Fortuna Air Force Station
Fortuna Air Force Station (1952-1979) - A Cold War Air Force Radar Station first established in 1952 near Fortuna in Divide County, North Dakota. Named Fortuna Air Force Station after the location. Initially assigned a Permanent ID of P-27 and later a Sage ID of Z-27. Abandoned in 1979.
Established in 1952 and became operational in April 1952 as Fortuna Air Force Station manned by the 780th AC&W Squadron. The station initially had both a Ground-Control Intercept (GCI) and early warning mission. The early warning mission involved tracking and identifying all aircraft entering their airspace while the GCI mission involved guiding Air Force interceptors to any identified enemy aircraft. Controllers at the station vectored fighter aircraft at the correct course and speed to intercept enemy aircraft using voice commands via ground-to-air radio.
SAGE System Transition
The transition of the manual GCI system to the automated SAGE system began with the installation of the FST-2 coordinate data transmitter and search radar upgrades. The FST-2 equipment digitized the radar returns and transmitted the digital returns to the SAGE direction center. Under the SAGE System, interceptor aircraft were directed to their targets by the direction center computers and controllers, greatly reducing the need for local controllers and equipment at every radar station.
The FST-2 was a very large digital system using vacuum tube technology. Over 6900 vacuum tubes were used in each FST-2 requiring 21 air-conditioned cabinets, 40 tons of air conditioning, 43.5 kva of prime power and usually a large new addition to the operations building. The FST-2B modification added two more cabinets but with newer solid state (transistor) technology to process coded responses from aircraft transponders.
SAGE System Operation
The site began operation as a SAGE site in 1961 initially feeding the Minot SAGE Direction Center DC-19. The search radar was upgraded to an FPS-20A with one FPS-6 and one FPS-6A height-finder radar. In 1963 the FPS-20A was replaced by an FPS-35 and one of the FPS-6s was upgraded to become an FPS-90. In 1963 Fortuna began feeding the Malmstrom SAGE Direction Center DC-20. In 1964 the remaining FPS-6 height-finder was replaced with an FPS-26A.
A violent storm in 1964 destroyed the large FPS-35 radar antenna and put that radar out of commission until a replacement antenna from Manassas Air Force Station was installed a year later.

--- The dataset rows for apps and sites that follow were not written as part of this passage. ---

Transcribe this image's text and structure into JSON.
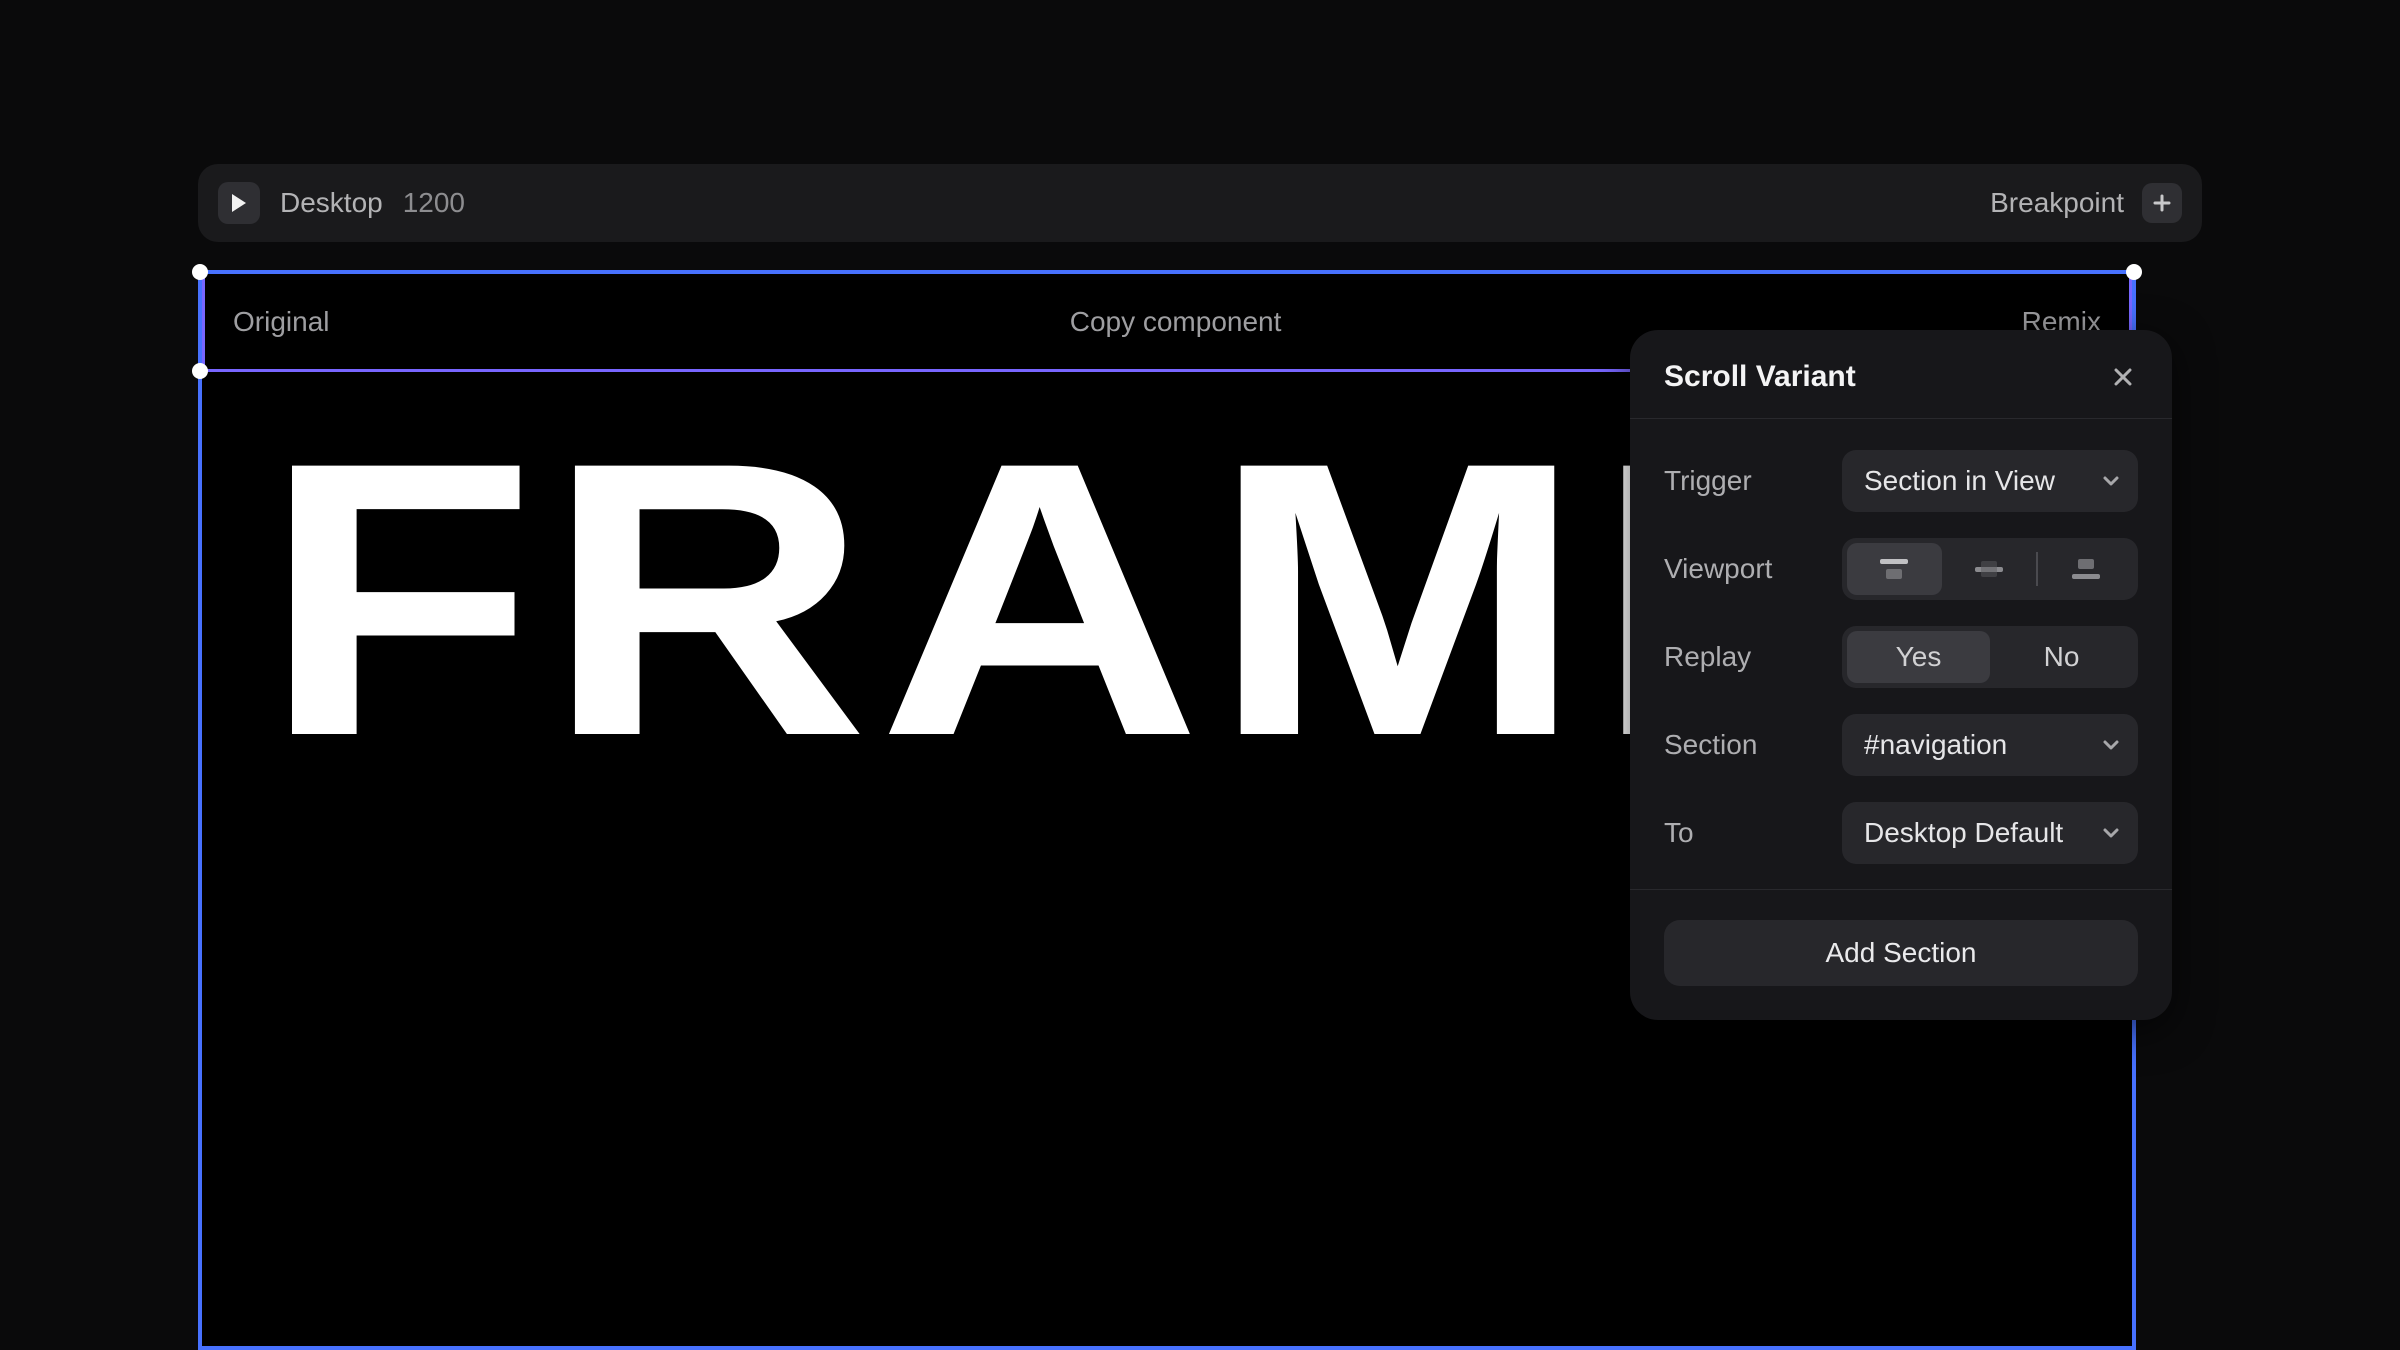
{
  "toolbar": {
    "device": "Desktop",
    "width": "1200",
    "breakpoint_label": "Breakpoint"
  },
  "selection": {
    "left": "Original",
    "center": "Copy component",
    "right": "Remix"
  },
  "hero": "FRAME",
  "popover": {
    "title": "Scroll Variant",
    "trigger": {
      "label": "Trigger",
      "value": "Section in View"
    },
    "viewport": {
      "label": "Viewport",
      "selected": "top"
    },
    "replay": {
      "label": "Replay",
      "yes": "Yes",
      "no": "No",
      "selected": "Yes"
    },
    "section": {
      "label": "Section",
      "value": "#navigation"
    },
    "to": {
      "label": "To",
      "value": "Desktop Default"
    },
    "add_section": "Add Section"
  }
}
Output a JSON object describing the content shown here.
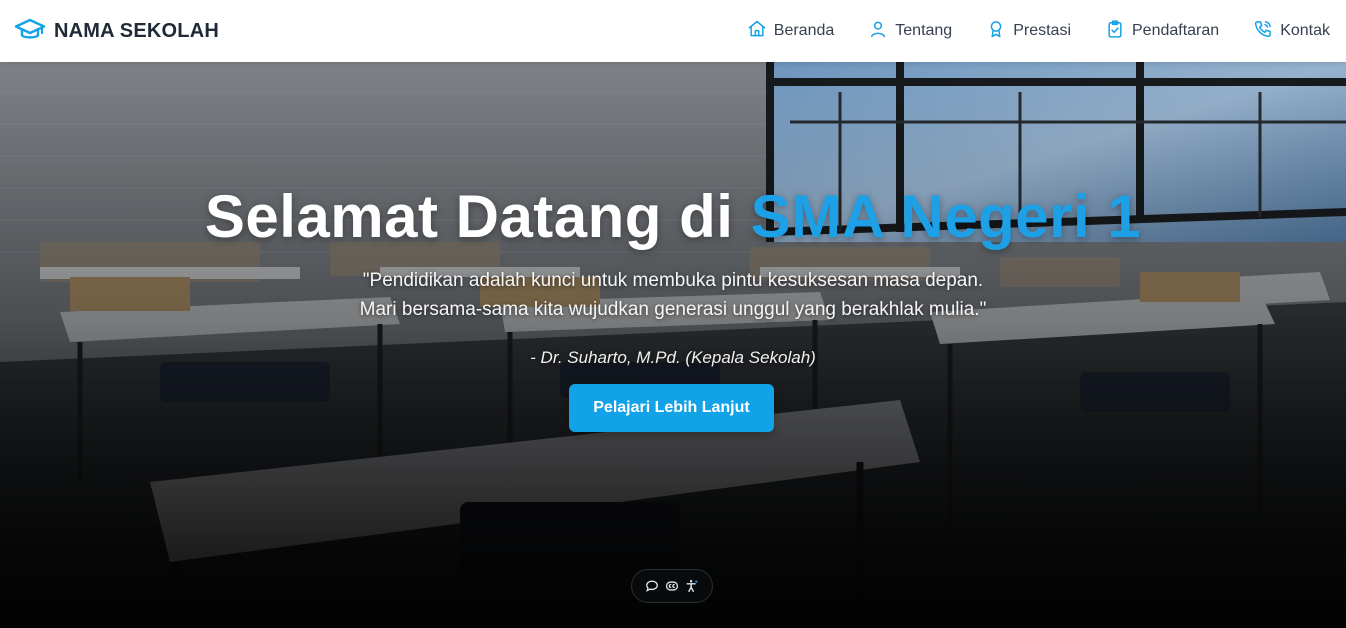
{
  "brand": {
    "name": "NAMA SEKOLAH",
    "icon": "graduation-cap-icon"
  },
  "nav": [
    {
      "label": "Beranda",
      "icon": "home-icon"
    },
    {
      "label": "Tentang",
      "icon": "user-icon"
    },
    {
      "label": "Prestasi",
      "icon": "award-icon"
    },
    {
      "label": "Pendaftaran",
      "icon": "clipboard-check-icon"
    },
    {
      "label": "Kontak",
      "icon": "phone-icon"
    }
  ],
  "hero": {
    "title_prefix": "Selamat Datang di",
    "title_accent": "SMA Negeri 1",
    "quote_line1": "\"Pendidikan adalah kunci untuk membuka pintu kesuksesan masa depan.",
    "quote_line2": "Mari bersama-sama kita wujudkan generasi unggul yang berakhlak mulia.\"",
    "author": "- Dr. Suharto, M.Pd. (Kepala Sekolah)",
    "cta_label": "Pelajari Lebih Lanjut"
  },
  "toolbar": [
    {
      "icon": "chat-bubble-icon"
    },
    {
      "icon": "closed-captions-icon"
    },
    {
      "icon": "accessibility-icon"
    }
  ],
  "colors": {
    "accent": "#1ea0e6",
    "cta": "#12a2e8",
    "navbar_bg": "#ffffff",
    "nav_icon": "#12a2e8"
  }
}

In the interim, an FPS-64 search radar was temporarily installed on the old FPS-20 tower. After a new FPS-35 antenna was installed the FPS-64 was removed. In 1969 the FPS-90 was removed leaving only the FPS-35 and FPS-26A radars.
Both the FPS-35 and the FPS-26A were heavy long-range radars with electronic countermeasures, only 12 of the FPS-35s were built for the Air Force. The location and the radar capabilities assure the longevity of the site and also made it a platform for technology upgrades. As the need for a backup for the SAGE system developed, Fortuna AFS was subsequently chosen to host all thee phases of the SAGE Backup and Intercept Control (BUIC) system. BUIC I was a return to manual intercept control, BUIC II was an interim automated solution while BUIC III was a more capable automated solution.
Technological change came to Fortuna with the BUIC II system and the Burroughs D825 (GSA-51) computer system. The BUIC II system officially went operational at Fortuna on 1 Mar 1966.
Fortuna AFS was selected as a BUIC III site and in 1970 the 780th Radar Squadron (SAGE) became the 780th Air Defense Group (BUIC). The BUIC III system featured a more capable computer, the GSA-51A, and was able to accept inputs from more surveillance radar sites and control larger air defense sectors. The system also brought a replacement of the vacuum tube FST-2 with the solid state FYQ-47 in the early 1970s. As the threat from a Soviet bomber fleet lessened the decision to mothball the BUIC system came in 1974 and the station was closed five years later.
Fortuna AFS and the 780th Radar Squadron were deactivated on 29 Sep 1979.
The physical plant of the site was divided into the main site, a cantonment area, two housing areas and a radio site. The main site housed the operations building, the radar towers, and the power plant. The cantonment area housed the enlisted barracks, the bachelor officer's quarters, the orderly room, the dining hall, the motor pool and other support buildings. Apart from the main site were two small housing areas (45 units total) for married personnel.
A separate radio site housed the radio equipment for directing aircraft intercepts. Like most early radar stations, Fortuna originally had a radio transmitter site and a separate radio receiver site used by local controllers for voice direction of fighter interceptors to their targets. With the SAGE System, the SAGE Direction centers had the primary task of directing intercepts and the local radio sites were reconfigured, usually into a single site that was known as the Ground to Air Transmitter Receiver (GATR) site. The GATR site communicated with the interceptors from either the local site or the SAGE direction center via voice commands and/or a digital data link.
Abandoned in Fortuna, Divide County, North Dakota.